Library and Archives Canada took custody of the Census of the Canadian population, 1921 from Statistics Canada, and is beginning work to make it discoverable for Canadians. Closed for 92 years under the Statistics Act to protect individuals’ private information, the census data is being indexed so it can be mined for historical and genealogical research as soon as possible.
Taken on June 1, 1921, the census contains a wealth of information available on more than 197,500 images. The almost 11,700 commissioners and enumerators recorded by hand nearly 8.8 million individuals in thousands of communities across the country. Census returns were geographically enumerated, that is to say according to a person’s residence and not by individuals’ names, in the order in which households were visited.
Information for the census was collected on the following five subjects: population; agriculture; animals, animal products, fruits not on farms; manufacturing and trading establishments; and supplemental questionnaire for persons who were blind and deaf. This represents a total of 565 questions. The population questionnaire contained only 35 questions.
Library and Archives Canada is committed to making the 1921 Census’ rich and complex information accessible and available to all Canadians, no matter where they live, in the next few weeks. Further details on the 1921 Census’ availability will be shared once they are available.

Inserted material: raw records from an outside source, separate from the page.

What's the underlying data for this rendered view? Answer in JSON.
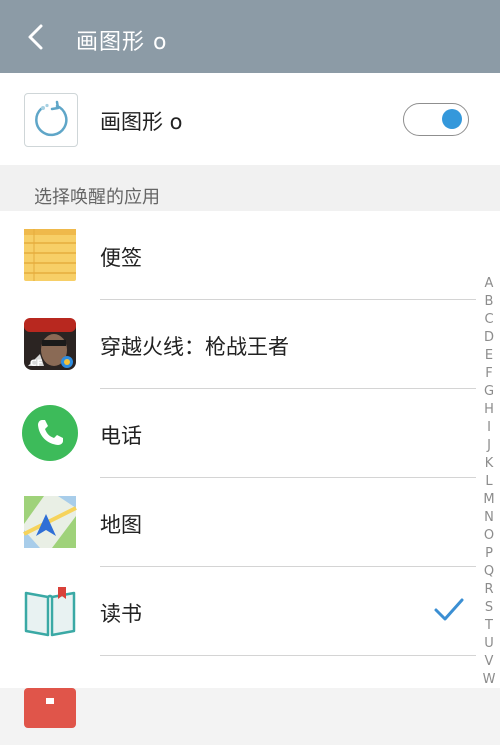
{
  "header": {
    "title": "画图形 o"
  },
  "feature": {
    "label": "画图形 o",
    "enabled": true
  },
  "section": {
    "label": "选择唤醒的应用"
  },
  "apps": [
    {
      "label": "便签",
      "icon": "notepad-icon",
      "selected": false
    },
    {
      "label": "穿越火线：枪战王者",
      "icon": "crossfire-game-icon",
      "selected": false
    },
    {
      "label": "电话",
      "icon": "phone-icon",
      "selected": false
    },
    {
      "label": "地图",
      "icon": "map-icon",
      "selected": false
    },
    {
      "label": "读书",
      "icon": "book-icon",
      "selected": true
    }
  ],
  "alphabet": [
    "A",
    "B",
    "C",
    "D",
    "E",
    "F",
    "G",
    "H",
    "I",
    "J",
    "K",
    "L",
    "M",
    "N",
    "O",
    "P",
    "Q",
    "R",
    "S",
    "T",
    "U",
    "V",
    "W"
  ],
  "colors": {
    "header": "#8c9ba6",
    "accent": "#3498db",
    "phone": "#3dbb5a"
  }
}
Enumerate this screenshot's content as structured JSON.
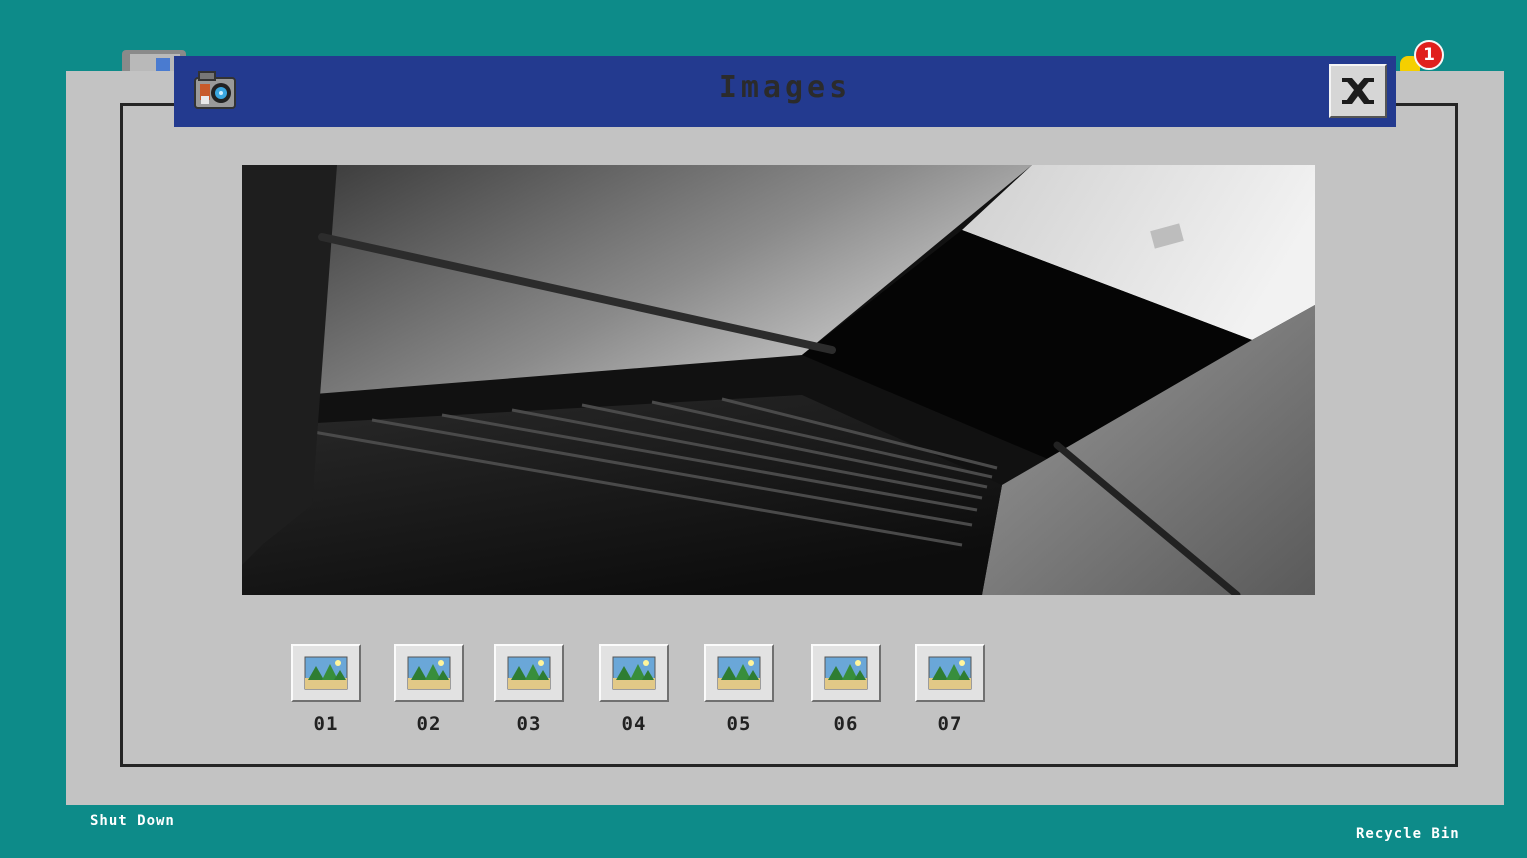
{
  "window": {
    "title": "Images",
    "title_icon": "camera-icon",
    "close_icon": "close-icon"
  },
  "viewer": {
    "image": "stairwell-photo",
    "description_icon": "grayscale-staircase"
  },
  "thumbnails": [
    {
      "label": "01",
      "icon": "picture-icon"
    },
    {
      "label": "02",
      "icon": "picture-icon"
    },
    {
      "label": "03",
      "icon": "picture-icon"
    },
    {
      "label": "04",
      "icon": "picture-icon"
    },
    {
      "label": "05",
      "icon": "picture-icon"
    },
    {
      "label": "06",
      "icon": "picture-icon"
    },
    {
      "label": "07",
      "icon": "picture-icon"
    }
  ],
  "desktop": {
    "shutdown_label": "Shut Down",
    "recycle_label": "Recycle Bin",
    "notification_count": "1"
  },
  "colors": {
    "desktop": "#0d8b89",
    "titlebar": "#233a8f",
    "panel": "#c3c3c3"
  }
}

Canadians can continue to access censuses taken before 1921 through Library and Archives Canada’s Census Indexes webpage to learn more about their families and study Canada’s past. Census records are among the most often consulted resources on Library and Archives Canada’s website.